Look through the lines below and copy each one that includes "icon".

============================================================

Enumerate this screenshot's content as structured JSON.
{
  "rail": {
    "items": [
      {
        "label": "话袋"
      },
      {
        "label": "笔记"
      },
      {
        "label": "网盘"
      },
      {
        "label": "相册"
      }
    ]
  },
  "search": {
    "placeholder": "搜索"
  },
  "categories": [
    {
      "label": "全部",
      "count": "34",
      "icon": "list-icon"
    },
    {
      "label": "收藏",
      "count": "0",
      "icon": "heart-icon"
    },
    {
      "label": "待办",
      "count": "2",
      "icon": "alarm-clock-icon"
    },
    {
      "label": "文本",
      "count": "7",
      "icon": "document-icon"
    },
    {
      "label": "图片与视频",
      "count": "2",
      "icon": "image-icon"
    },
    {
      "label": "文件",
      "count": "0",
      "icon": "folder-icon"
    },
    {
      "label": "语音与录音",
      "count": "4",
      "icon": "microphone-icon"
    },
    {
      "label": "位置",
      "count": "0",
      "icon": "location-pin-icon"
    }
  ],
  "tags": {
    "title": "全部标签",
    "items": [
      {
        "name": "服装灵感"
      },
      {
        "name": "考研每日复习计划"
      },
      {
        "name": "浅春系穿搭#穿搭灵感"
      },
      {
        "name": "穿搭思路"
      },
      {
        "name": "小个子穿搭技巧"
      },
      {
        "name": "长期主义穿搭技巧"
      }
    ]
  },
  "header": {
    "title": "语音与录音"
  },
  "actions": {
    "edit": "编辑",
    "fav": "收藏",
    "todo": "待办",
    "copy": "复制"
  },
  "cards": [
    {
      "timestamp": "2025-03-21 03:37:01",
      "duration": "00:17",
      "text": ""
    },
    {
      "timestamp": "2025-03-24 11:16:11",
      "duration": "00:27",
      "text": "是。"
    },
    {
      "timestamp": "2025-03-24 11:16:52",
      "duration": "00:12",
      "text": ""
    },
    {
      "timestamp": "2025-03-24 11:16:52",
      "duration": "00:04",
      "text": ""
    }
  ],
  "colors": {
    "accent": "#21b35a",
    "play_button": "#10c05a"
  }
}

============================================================

§ **Reply**:
      "icon": "list-icon"
      "icon": "heart-icon"
      "icon": "alarm-clock-icon"
      "icon": "document-icon"
      "icon": "image-icon"
      "icon": "folder-icon"
      "icon": "microphone-icon"
      "icon": "location-pin-icon"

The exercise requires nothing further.